YOUR OBJECTIVE:
Whenever the string "label" appears in a line below, please copy the line out.

[DATA FOR ANALYSIS]

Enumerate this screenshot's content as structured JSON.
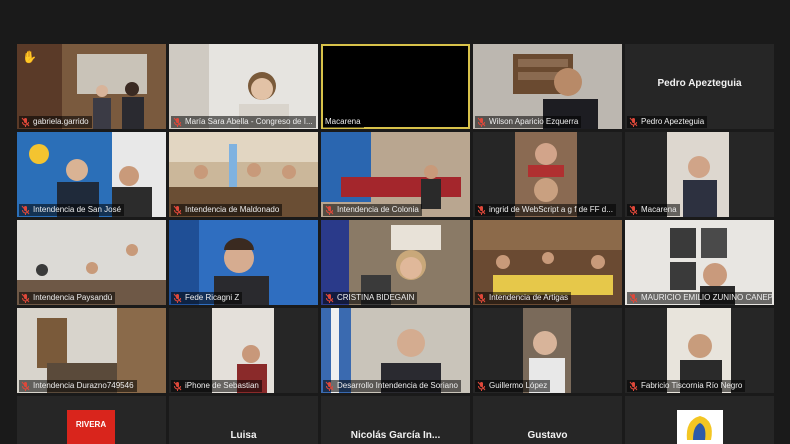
{
  "participants": [
    {
      "name": "gabriela.garrido",
      "raised_hand": "✋",
      "scene": "office-two"
    },
    {
      "name": "María Sara Abella - Congreso de I...",
      "scene": "woman-glasses"
    },
    {
      "name": "Macarena",
      "scene": "black",
      "speaking": true
    },
    {
      "name": "Wilson Aparicio Ezquerra",
      "scene": "man-bookshelf"
    },
    {
      "name": "Pedro Apezteguia",
      "display_name": "Pedro Apezteguia",
      "scene": "no-video"
    },
    {
      "name": "Intendencia  de San José",
      "scene": "two-men-blue"
    },
    {
      "name": "Intendencia de Maldonado",
      "scene": "meeting-room"
    },
    {
      "name": "Intendencia de Colonia",
      "scene": "red-chairs"
    },
    {
      "name": "ingrid de WebScript  a g f de FF  d...",
      "scene": "two-women"
    },
    {
      "name": "Macarena",
      "scene": "woman-office"
    },
    {
      "name": "Intendencia Paysandú",
      "scene": "paysandu-room"
    },
    {
      "name": "Fede Ricagni Z",
      "scene": "young-man"
    },
    {
      "name": "CRISTINA BIDEGAIN",
      "scene": "woman-flag"
    },
    {
      "name": "Intendencia de Artigas",
      "scene": "table-yellow"
    },
    {
      "name": "MAURICIO EMILIO ZUNINO CANEPA",
      "scene": "portraits"
    },
    {
      "name": "Intendencia Durazno749546",
      "scene": "white-office"
    },
    {
      "name": "iPhone de Sebastian",
      "scene": "man-small"
    },
    {
      "name": "Desarrollo Intendencia de Soriano",
      "scene": "man-glasses-flag"
    },
    {
      "name": "Guillermo López",
      "scene": "man-phone"
    },
    {
      "name": "Fabricio Tiscornia Río Negro",
      "scene": "man-dark-shirt"
    }
  ],
  "bottom_tiles": [
    {
      "display_name": "",
      "logo": "rivera",
      "logo_text": "RIVERA"
    },
    {
      "display_name": "Luisa"
    },
    {
      "display_name": "Nicolás García In..."
    },
    {
      "display_name": "Gustavo"
    },
    {
      "display_name": "",
      "logo": "yellow"
    }
  ],
  "colors": {
    "speaking_border": "#d8c24a",
    "mic_muted": "#e0483a",
    "tile_bg": "#262626",
    "page_bg": "#1a1a1a"
  }
}
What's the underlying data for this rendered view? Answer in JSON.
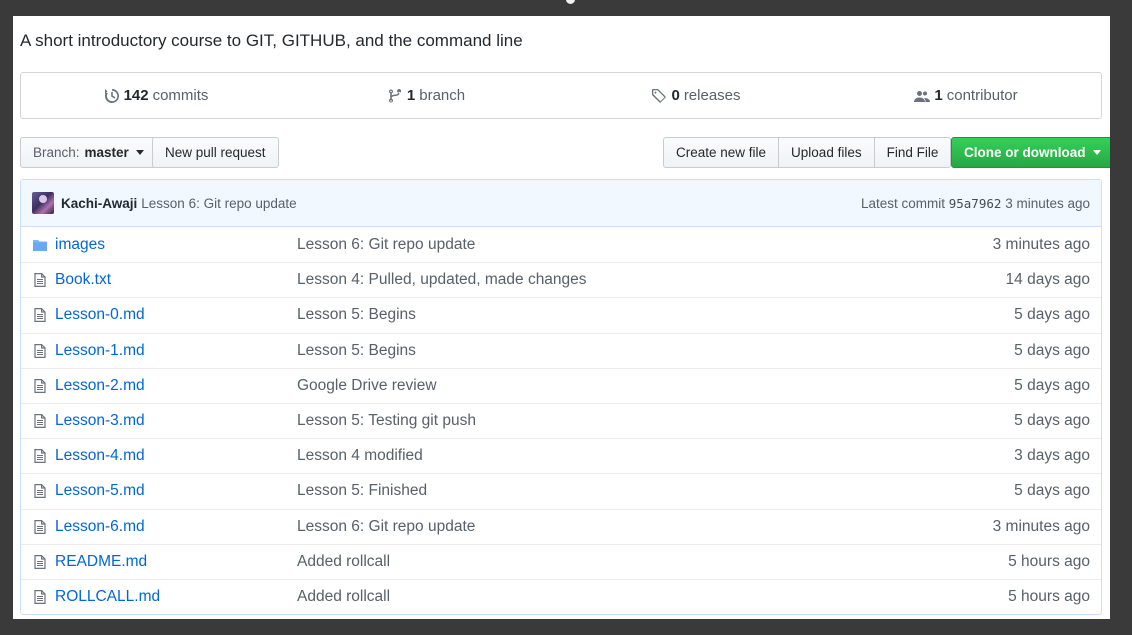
{
  "repo": {
    "description": "A short introductory course to GIT, GITHUB, and the command line"
  },
  "summary": {
    "commits": {
      "count": "142",
      "label": "commits",
      "icon": "history-icon"
    },
    "branches": {
      "count": "1",
      "label": "branch",
      "icon": "branch-icon"
    },
    "releases": {
      "count": "0",
      "label": "releases",
      "icon": "tag-icon"
    },
    "contributors": {
      "count": "1",
      "label": "contributor",
      "icon": "people-icon"
    }
  },
  "toolbar": {
    "branch_prefix": "Branch:",
    "branch_name": "master",
    "new_pr": "New pull request",
    "create_file": "Create new file",
    "upload_files": "Upload files",
    "find_file": "Find File",
    "clone": "Clone or download",
    "clone_color": "#28a745"
  },
  "latest_commit": {
    "author": "Kachi-Awaji",
    "message": "Lesson 6: Git repo update",
    "label": "Latest commit",
    "sha": "95a7962",
    "age": "3 minutes ago"
  },
  "files": [
    {
      "type": "folder",
      "name": "images",
      "message": "Lesson 6: Git repo update",
      "age": "3 minutes ago"
    },
    {
      "type": "file",
      "name": "Book.txt",
      "message": "Lesson 4: Pulled, updated, made changes",
      "age": "14 days ago"
    },
    {
      "type": "file",
      "name": "Lesson-0.md",
      "message": "Lesson 5: Begins",
      "age": "5 days ago"
    },
    {
      "type": "file",
      "name": "Lesson-1.md",
      "message": "Lesson 5: Begins",
      "age": "5 days ago"
    },
    {
      "type": "file",
      "name": "Lesson-2.md",
      "message": "Google Drive review",
      "age": "5 days ago"
    },
    {
      "type": "file",
      "name": "Lesson-3.md",
      "message": "Lesson 5: Testing git push",
      "age": "5 days ago"
    },
    {
      "type": "file",
      "name": "Lesson-4.md",
      "message": "Lesson 4 modified",
      "age": "3 days ago"
    },
    {
      "type": "file",
      "name": "Lesson-5.md",
      "message": "Lesson 5: Finished",
      "age": "5 days ago"
    },
    {
      "type": "file",
      "name": "Lesson-6.md",
      "message": "Lesson 6: Git repo update",
      "age": "3 minutes ago"
    },
    {
      "type": "file",
      "name": "README.md",
      "message": "Added rollcall",
      "age": "5 hours ago"
    },
    {
      "type": "file",
      "name": "ROLLCALL.md",
      "message": "Added rollcall",
      "age": "5 hours ago"
    }
  ]
}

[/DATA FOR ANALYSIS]

REPLY:
      "label": "commits",
      "label": "branch",
      "label": "releases",
      "label": "contributor",
    "label": "Latest commit",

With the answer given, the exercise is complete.